BRIEF:
When a line of the entries contains the word "아닙니다", report that line.

EXTRACTED ENTRIES:
*** Begin section ***
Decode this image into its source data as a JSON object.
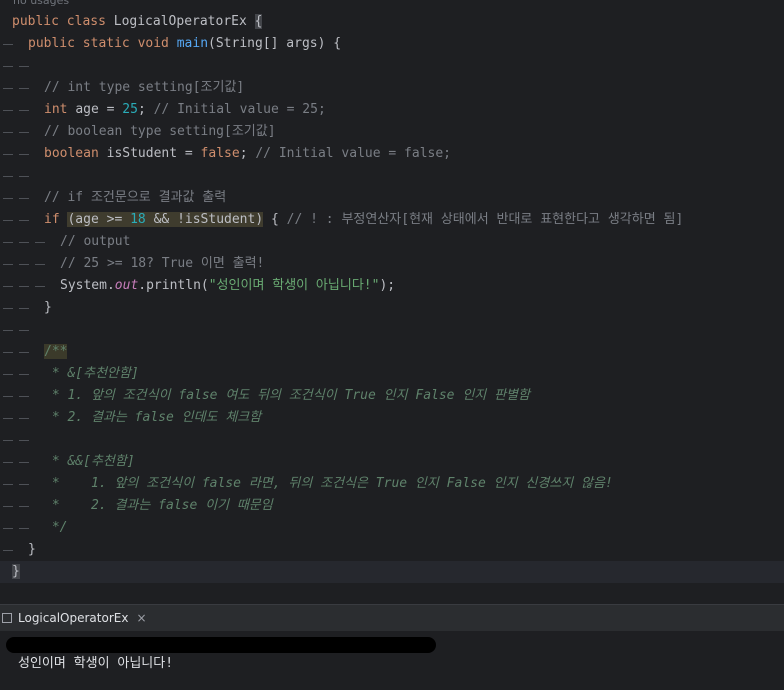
{
  "editor": {
    "usages_hint": "no usages",
    "lines": [
      {
        "html": "<span class='kw'>public class </span><span class='cls'>LogicalOperatorEx </span><span class='brace-hl'>{</span>",
        "depth": 0
      },
      {
        "html": "<span class='kw'>public static void </span><span class='fn'>main</span>(String[] args) {",
        "depth": 1
      },
      {
        "html": "",
        "depth": 2
      },
      {
        "html": "<span class='cm'>// int type setting[조기값]</span>",
        "depth": 2
      },
      {
        "html": "<span class='kw'>int </span>age = <span class='num'>25</span>; <span class='cm'>// Initial value = 25;</span>",
        "depth": 2
      },
      {
        "html": "<span class='cm'>// boolean type setting[조기값]</span>",
        "depth": 2
      },
      {
        "html": "<span class='kw'>boolean </span>isStudent = <span class='kw'>false</span>; <span class='cm'>// Initial value = false;</span>",
        "depth": 2
      },
      {
        "html": "",
        "depth": 2
      },
      {
        "html": "<span class='cm'>// if 조건문으로 결과값 출력</span>",
        "depth": 2
      },
      {
        "html": "<span class='kw'>if </span><span class='hlwarn'>(age &gt;= <span class='num'>18</span> &amp;&amp; !isStudent)</span> { <span class='cm'>// ! : 부정연산자[현재 상태에서 반대로 표현한다고 생각하면 됨]</span>",
        "depth": 2
      },
      {
        "html": "<span class='cm'>// output</span>",
        "depth": 3
      },
      {
        "html": "<span class='cm'>// 25 &gt;= 18? True 이면 출력!</span>",
        "depth": 3
      },
      {
        "html": "System.<span class='static'>out</span>.println(<span class='str'>\"성인이며 학생이 아닙니다!\"</span>);",
        "depth": 3
      },
      {
        "html": "}",
        "depth": 2
      },
      {
        "html": "",
        "depth": 2
      },
      {
        "html": "<span class='docb'>/**</span>",
        "depth": 2
      },
      {
        "html": "<span class='doc'> * &amp;[추천안함]</span>",
        "depth": 2
      },
      {
        "html": "<span class='doc'> * 1. 앞의 조건식이 false 여도 뒤의 조건식이 True 인지 False 인지 판별함</span>",
        "depth": 2
      },
      {
        "html": "<span class='doc'> * 2. 결과는 false 인데도 체크함</span>",
        "depth": 2
      },
      {
        "html": "",
        "depth": 2
      },
      {
        "html": "<span class='doc'> * &amp;&amp;[추천함]</span>",
        "depth": 2
      },
      {
        "html": "<span class='doc'> *    1. 앞의 조건식이 false 라면, 뒤의 조건식은 True 인지 False 인지 신경쓰지 않음!</span>",
        "depth": 2
      },
      {
        "html": "<span class='doc'> *    2. 결과는 false 이기 때문임</span>",
        "depth": 2
      },
      {
        "html": "<span class='doc'> */</span>",
        "depth": 2
      },
      {
        "html": "}",
        "depth": 1
      },
      {
        "html": "<span class='brace-hl'>}</span>",
        "depth": 0
      }
    ]
  },
  "run_panel": {
    "tab_label": "LogicalOperatorEx",
    "close_label": "×",
    "console_output": "성인이며 학생이 아닙니다!"
  }
}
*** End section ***
RESULT OF THE EXERCISE:
        "html": "System.<span class='static'>out</span>.println(<span class='str'>\"성인이며 학생이 아닙니다!\"</span>);",
    "console_output": "성인이며 학생이 아닙니다!"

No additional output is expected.